Start of Stored data

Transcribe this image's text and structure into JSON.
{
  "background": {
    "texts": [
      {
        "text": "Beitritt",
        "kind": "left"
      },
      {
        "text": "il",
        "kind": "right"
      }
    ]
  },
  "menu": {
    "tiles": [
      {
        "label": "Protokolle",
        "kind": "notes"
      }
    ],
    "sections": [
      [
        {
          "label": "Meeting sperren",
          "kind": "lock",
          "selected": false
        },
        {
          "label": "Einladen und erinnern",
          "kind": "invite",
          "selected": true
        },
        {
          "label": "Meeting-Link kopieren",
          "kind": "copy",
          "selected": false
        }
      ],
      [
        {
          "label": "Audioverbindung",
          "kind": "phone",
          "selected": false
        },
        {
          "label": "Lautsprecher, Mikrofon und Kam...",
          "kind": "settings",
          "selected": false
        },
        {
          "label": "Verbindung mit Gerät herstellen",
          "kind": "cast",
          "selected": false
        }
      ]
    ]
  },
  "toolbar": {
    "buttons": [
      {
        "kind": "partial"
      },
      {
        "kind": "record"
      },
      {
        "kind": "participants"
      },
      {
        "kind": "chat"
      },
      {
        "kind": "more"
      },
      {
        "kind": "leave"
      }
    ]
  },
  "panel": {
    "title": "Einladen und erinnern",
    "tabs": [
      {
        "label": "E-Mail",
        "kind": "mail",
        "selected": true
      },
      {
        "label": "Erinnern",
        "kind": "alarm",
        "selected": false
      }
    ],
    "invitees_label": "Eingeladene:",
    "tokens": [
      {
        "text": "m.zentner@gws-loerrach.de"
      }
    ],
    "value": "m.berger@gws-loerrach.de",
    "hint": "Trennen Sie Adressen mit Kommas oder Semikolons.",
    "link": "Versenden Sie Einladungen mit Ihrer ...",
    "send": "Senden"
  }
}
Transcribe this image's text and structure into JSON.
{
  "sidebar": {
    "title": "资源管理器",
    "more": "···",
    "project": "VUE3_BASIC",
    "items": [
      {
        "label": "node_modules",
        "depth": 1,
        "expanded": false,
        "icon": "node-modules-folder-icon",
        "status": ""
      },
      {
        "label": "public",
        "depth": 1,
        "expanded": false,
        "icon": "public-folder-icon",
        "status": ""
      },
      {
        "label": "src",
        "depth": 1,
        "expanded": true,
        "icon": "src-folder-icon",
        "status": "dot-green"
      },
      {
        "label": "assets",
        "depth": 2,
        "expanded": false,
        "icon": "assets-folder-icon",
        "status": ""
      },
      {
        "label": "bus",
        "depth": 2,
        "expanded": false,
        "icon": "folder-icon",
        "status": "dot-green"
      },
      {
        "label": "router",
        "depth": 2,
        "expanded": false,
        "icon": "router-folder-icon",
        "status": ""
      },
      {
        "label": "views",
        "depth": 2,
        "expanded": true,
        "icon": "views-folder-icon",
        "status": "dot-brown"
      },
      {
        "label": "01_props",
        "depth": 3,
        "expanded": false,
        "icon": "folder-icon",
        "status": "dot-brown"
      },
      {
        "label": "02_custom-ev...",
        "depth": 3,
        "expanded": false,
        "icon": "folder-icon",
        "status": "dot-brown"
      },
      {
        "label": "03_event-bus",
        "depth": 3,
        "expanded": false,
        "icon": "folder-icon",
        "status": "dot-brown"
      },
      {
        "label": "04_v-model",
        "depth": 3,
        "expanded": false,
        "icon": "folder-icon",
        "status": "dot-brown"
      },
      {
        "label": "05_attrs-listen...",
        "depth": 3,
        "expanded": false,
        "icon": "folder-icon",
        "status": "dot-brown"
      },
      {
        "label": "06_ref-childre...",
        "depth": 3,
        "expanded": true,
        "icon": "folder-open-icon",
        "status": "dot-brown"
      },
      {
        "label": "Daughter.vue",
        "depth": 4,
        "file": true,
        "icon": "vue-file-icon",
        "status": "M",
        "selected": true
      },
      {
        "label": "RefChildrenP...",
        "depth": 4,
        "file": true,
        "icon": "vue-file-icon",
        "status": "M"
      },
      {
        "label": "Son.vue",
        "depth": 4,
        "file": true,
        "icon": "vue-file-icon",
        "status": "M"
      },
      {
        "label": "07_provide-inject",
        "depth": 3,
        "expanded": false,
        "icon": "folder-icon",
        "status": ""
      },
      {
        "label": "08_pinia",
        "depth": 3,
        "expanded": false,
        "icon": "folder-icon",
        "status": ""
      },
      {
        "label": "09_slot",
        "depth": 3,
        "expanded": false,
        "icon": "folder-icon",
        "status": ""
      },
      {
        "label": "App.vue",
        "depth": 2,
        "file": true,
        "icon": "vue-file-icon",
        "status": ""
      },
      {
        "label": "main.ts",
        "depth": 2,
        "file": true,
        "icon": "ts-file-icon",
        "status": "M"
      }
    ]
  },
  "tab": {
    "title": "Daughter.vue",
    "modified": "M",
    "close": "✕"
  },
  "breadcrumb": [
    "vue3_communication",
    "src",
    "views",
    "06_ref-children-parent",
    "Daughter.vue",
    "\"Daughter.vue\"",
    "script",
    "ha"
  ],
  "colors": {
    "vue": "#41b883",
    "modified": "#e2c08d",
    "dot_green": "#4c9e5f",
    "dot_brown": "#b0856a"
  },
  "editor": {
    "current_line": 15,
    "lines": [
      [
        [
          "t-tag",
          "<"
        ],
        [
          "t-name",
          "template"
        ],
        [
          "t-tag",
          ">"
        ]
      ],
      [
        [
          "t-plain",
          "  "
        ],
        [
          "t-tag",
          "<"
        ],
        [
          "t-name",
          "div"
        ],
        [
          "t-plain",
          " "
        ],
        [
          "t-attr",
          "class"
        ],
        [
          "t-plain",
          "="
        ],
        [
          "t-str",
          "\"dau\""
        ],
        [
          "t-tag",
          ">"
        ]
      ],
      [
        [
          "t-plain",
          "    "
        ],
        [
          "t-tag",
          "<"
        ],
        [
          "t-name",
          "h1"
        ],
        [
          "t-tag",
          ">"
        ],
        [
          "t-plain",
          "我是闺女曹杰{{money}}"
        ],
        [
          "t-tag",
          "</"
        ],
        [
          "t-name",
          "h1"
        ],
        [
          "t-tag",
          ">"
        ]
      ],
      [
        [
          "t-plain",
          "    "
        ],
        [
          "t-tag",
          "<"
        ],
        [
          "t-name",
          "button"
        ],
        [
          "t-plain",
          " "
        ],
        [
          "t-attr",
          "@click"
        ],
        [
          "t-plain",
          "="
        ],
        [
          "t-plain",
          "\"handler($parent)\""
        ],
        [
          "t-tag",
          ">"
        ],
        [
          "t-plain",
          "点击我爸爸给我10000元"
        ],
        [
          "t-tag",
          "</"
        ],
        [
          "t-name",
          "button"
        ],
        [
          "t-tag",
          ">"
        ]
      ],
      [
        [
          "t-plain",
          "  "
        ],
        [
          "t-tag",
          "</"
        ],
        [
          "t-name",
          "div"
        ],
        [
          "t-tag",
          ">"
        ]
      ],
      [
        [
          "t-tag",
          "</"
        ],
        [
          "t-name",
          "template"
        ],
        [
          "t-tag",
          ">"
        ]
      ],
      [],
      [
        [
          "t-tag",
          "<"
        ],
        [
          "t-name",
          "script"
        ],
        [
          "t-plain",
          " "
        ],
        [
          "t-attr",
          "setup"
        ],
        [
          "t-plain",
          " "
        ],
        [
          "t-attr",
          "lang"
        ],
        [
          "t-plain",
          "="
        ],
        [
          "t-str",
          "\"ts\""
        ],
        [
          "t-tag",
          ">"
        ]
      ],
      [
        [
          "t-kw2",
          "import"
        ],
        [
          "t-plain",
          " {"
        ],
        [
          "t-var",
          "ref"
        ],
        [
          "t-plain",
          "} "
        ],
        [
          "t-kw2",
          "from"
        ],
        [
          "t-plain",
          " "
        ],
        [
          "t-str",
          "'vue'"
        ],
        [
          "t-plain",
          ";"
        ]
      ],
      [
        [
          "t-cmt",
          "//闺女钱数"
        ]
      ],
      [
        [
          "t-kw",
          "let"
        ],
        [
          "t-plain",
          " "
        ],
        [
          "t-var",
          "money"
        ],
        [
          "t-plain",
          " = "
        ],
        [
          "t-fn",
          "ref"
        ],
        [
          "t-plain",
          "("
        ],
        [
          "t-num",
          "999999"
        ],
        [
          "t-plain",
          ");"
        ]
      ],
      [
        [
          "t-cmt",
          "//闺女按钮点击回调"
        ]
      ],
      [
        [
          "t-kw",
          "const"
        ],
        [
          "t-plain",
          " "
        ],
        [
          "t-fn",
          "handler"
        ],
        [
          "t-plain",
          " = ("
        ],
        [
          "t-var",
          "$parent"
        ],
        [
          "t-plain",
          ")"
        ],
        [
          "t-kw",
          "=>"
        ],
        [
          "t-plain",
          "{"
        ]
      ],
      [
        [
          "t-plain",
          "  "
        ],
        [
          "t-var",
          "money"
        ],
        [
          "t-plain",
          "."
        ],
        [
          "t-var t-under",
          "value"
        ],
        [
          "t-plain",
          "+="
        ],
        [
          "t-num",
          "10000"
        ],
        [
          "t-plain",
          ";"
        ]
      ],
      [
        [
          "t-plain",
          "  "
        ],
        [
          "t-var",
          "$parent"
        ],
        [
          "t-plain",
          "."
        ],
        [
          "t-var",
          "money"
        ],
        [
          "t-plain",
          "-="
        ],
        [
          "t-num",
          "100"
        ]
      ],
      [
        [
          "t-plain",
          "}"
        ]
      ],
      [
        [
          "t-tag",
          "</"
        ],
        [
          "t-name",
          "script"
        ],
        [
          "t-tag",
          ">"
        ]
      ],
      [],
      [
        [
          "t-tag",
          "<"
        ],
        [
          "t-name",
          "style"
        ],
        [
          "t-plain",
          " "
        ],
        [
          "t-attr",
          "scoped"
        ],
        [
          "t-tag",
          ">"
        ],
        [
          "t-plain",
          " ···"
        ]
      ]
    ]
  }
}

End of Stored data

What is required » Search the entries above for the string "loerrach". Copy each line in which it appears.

Response »
        "text": "m.zentner@gws-loerrach.de"
    "value": "m.berger@gws-loerrach.de",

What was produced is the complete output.